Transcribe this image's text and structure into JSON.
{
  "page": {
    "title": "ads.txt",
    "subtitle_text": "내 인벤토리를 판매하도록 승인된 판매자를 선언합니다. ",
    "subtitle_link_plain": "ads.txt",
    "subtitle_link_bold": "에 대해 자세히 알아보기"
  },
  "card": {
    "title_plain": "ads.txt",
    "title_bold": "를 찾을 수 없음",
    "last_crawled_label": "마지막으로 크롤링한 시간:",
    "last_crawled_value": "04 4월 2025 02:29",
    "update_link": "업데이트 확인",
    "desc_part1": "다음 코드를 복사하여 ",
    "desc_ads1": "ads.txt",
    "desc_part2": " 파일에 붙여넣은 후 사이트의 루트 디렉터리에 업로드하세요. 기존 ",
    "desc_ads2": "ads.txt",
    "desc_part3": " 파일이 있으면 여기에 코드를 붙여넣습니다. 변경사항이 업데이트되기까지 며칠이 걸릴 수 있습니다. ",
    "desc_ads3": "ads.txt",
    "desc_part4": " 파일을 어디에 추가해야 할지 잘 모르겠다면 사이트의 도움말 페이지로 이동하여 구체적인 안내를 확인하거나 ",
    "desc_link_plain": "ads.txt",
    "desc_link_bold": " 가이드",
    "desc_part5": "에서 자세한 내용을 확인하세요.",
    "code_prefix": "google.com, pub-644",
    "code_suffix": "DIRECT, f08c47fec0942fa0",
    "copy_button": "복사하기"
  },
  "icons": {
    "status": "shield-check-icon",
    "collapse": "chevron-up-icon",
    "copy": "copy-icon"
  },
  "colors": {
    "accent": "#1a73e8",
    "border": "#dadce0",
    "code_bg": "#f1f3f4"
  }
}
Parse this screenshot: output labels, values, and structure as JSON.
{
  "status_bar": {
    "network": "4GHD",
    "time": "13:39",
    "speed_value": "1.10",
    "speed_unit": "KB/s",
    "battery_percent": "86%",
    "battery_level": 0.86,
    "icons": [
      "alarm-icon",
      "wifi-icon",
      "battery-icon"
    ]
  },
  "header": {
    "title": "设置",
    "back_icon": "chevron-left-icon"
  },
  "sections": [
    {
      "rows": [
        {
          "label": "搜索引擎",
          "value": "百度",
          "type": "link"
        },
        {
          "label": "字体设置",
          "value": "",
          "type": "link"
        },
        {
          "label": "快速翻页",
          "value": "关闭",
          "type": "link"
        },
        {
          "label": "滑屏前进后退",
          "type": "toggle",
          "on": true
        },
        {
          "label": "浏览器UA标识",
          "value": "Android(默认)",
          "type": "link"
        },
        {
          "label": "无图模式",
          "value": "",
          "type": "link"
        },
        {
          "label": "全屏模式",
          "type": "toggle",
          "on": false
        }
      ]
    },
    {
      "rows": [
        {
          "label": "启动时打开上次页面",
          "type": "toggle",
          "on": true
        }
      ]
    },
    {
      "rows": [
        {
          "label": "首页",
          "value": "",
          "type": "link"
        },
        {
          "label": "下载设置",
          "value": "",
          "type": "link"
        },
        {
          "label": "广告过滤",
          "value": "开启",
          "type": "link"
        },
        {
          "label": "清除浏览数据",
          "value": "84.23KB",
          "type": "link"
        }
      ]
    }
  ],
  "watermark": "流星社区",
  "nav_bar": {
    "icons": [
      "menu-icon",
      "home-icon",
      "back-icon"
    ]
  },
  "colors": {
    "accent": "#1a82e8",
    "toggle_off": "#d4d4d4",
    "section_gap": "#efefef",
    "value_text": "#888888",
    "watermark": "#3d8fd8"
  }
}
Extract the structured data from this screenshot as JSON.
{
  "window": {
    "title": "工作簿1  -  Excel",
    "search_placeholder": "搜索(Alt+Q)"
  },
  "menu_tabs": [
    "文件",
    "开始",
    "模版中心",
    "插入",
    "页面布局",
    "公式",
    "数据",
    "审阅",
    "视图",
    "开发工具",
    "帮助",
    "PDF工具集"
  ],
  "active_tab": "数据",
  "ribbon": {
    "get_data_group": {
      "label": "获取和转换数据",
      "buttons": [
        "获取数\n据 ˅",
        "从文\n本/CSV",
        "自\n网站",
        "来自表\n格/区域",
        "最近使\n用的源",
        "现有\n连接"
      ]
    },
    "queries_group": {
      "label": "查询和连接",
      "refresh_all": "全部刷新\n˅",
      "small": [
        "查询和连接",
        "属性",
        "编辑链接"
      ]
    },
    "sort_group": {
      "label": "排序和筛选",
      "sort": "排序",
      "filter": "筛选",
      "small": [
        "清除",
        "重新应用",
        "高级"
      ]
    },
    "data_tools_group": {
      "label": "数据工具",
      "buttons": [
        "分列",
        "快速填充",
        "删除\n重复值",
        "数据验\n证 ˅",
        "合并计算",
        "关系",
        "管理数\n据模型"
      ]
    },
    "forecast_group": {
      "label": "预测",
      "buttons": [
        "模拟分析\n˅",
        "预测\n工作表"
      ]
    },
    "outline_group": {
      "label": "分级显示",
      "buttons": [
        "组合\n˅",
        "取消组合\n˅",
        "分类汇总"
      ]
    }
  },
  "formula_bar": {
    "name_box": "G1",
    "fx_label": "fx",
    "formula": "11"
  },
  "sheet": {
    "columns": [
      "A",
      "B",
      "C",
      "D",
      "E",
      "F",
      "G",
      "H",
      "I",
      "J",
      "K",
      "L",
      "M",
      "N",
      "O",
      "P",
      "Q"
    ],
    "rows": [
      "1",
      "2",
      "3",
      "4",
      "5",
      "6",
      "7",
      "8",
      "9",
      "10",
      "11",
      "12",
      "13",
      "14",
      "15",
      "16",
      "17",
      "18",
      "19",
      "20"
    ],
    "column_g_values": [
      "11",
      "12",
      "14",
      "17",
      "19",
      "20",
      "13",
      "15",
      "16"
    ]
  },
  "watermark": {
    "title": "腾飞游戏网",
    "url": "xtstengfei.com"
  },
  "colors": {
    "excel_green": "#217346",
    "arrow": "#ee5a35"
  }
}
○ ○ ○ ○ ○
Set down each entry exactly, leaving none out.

## Answer area
Transcribe this image's text and structure into JSON.
{
  "page": {
    "title": "ads.txt",
    "subtitle_text": "내 인벤토리를 판매하도록 승인된 판매자를 선언합니다. ",
    "subtitle_link_plain": "ads.txt",
    "subtitle_link_bold": "에 대해 자세히 알아보기"
  },
  "card": {
    "title_plain": "ads.txt",
    "title_bold": "를 찾을 수 없음",
    "last_crawled_label": "마지막으로 크롤링한 시간:",
    "last_crawled_value": "04 4월 2025 02:29",
    "update_link": "업데이트 확인",
    "desc_part1": "다음 코드를 복사하여 ",
    "desc_ads1": "ads.txt",
    "desc_part2": " 파일에 붙여넣은 후 사이트의 루트 디렉터리에 업로드하세요. 기존 ",
    "desc_ads2": "ads.txt",
    "desc_part3": " 파일이 있으면 여기에 코드를 붙여넣습니다. 변경사항이 업데이트되기까지 며칠이 걸릴 수 있습니다. ",
    "desc_ads3": "ads.txt",
    "desc_part4": " 파일을 어디에 추가해야 할지 잘 모르겠다면 사이트의 도움말 페이지로 이동하여 구체적인 안내를 확인하거나 ",
    "desc_link_plain": "ads.txt",
    "desc_link_bold": " 가이드",
    "desc_part5": "에서 자세한 내용을 확인하세요.",
    "code_prefix": "google.com, pub-644",
    "code_suffix": "DIRECT, f08c47fec0942fa0",
    "copy_button": "복사하기"
  },
  "icons": {
    "status": "shield-check-icon",
    "collapse": "chevron-up-icon",
    "copy": "copy-icon"
  },
  "colors": {
    "accent": "#1a73e8",
    "border": "#dadce0",
    "code_bg": "#f1f3f4"
  }
}
Parse this screenshot: output labels, values, and structure as JSON.
{
  "status_bar": {
    "network": "4GHD",
    "time": "13:39",
    "speed_value": "1.10",
    "speed_unit": "KB/s",
    "battery_percent": "86%",
    "battery_level": 0.86,
    "icons": [
      "alarm-icon",
      "wifi-icon",
      "battery-icon"
    ]
  },
  "header": {
    "title": "设置",
    "back_icon": "chevron-left-icon"
  },
  "sections": [
    {
      "rows": [
        {
          "label": "搜索引擎",
          "value": "百度",
          "type": "link"
        },
        {
          "label": "字体设置",
          "value": "",
          "type": "link"
        },
        {
          "label": "快速翻页",
          "value": "关闭",
          "type": "link"
        },
        {
          "label": "滑屏前进后退",
          "type": "toggle",
          "on": true
        },
        {
          "label": "浏览器UA标识",
          "value": "Android(默认)",
          "type": "link"
        },
        {
          "label": "无图模式",
          "value": "",
          "type": "link"
        },
        {
          "label": "全屏模式",
          "type": "toggle",
          "on": false
        }
      ]
    },
    {
      "rows": [
        {
          "label": "启动时打开上次页面",
          "type": "toggle",
          "on": true
        }
      ]
    },
    {
      "rows": [
        {
          "label": "首页",
          "value": "",
          "type": "link"
        },
        {
          "label": "下载设置",
          "value": "",
          "type": "link"
        },
        {
          "label": "广告过滤",
          "value": "开启",
          "type": "link"
        },
        {
          "label": "清除浏览数据",
          "value": "84.23KB",
          "type": "link"
        }
      ]
    }
  ],
  "watermark": "流星社区",
  "nav_bar": {
    "icons": [
      "menu-icon",
      "home-icon",
      "back-icon"
    ]
  },
  "colors": {
    "accent": "#1a82e8",
    "toggle_off": "#d4d4d4",
    "section_gap": "#efefef",
    "value_text": "#888888",
    "watermark": "#3d8fd8"
  }
}
Extract the structured data from this screenshot as JSON.
{
  "window": {
    "title": "工作簿1  -  Excel",
    "search_placeholder": "搜索(Alt+Q)"
  },
  "menu_tabs": [
    "文件",
    "开始",
    "模版中心",
    "插入",
    "页面布局",
    "公式",
    "数据",
    "审阅",
    "视图",
    "开发工具",
    "帮助",
    "PDF工具集"
  ],
  "active_tab": "数据",
  "ribbon": {
    "get_data_group": {
      "label": "获取和转换数据",
      "buttons": [
        "获取数\n据 ˅",
        "从文\n本/CSV",
        "自\n网站",
        "来自表\n格/区域",
        "最近使\n用的源",
        "现有\n连接"
      ]
    },
    "queries_group": {
      "label": "查询和连接",
      "refresh_all": "全部刷新\n˅",
      "small": [
        "查询和连接",
        "属性",
        "编辑链接"
      ]
    },
    "sort_group": {
      "label": "排序和筛选",
      "sort": "排序",
      "filter": "筛选",
      "small": [
        "清除",
        "重新应用",
        "高级"
      ]
    },
    "data_tools_group": {
      "label": "数据工具",
      "buttons": [
        "分列",
        "快速填充",
        "删除\n重复值",
        "数据验\n证 ˅",
        "合并计算",
        "关系",
        "管理数\n据模型"
      ]
    },
    "forecast_group": {
      "label": "预测",
      "buttons": [
        "模拟分析\n˅",
        "预测\n工作表"
      ]
    },
    "outline_group": {
      "label": "分级显示",
      "buttons": [
        "组合\n˅",
        "取消组合\n˅",
        "分类汇总"
      ]
    }
  },
  "formula_bar": {
    "name_box": "G1",
    "fx_label": "fx",
    "formula": "11"
  },
  "sheet": {
    "columns": [
      "A",
      "B",
      "C",
      "D",
      "E",
      "F",
      "G",
      "H",
      "I",
      "J",
      "K",
      "L",
      "M",
      "N",
      "O",
      "P",
      "Q"
    ],
    "rows": [
      "1",
      "2",
      "3",
      "4",
      "5",
      "6",
      "7",
      "8",
      "9",
      "10",
      "11",
      "12",
      "13",
      "14",
      "15",
      "16",
      "17",
      "18",
      "19",
      "20"
    ],
    "column_g_values": [
      "11",
      "12",
      "14",
      "17",
      "19",
      "20",
      "13",
      "15",
      "16"
    ]
  },
  "watermark": {
    "title": "腾飞游戏网",
    "url": "xtstengfei.com"
  },
  "colors": {
    "excel_green": "#217346",
    "arrow": "#ee5a35"
  }
}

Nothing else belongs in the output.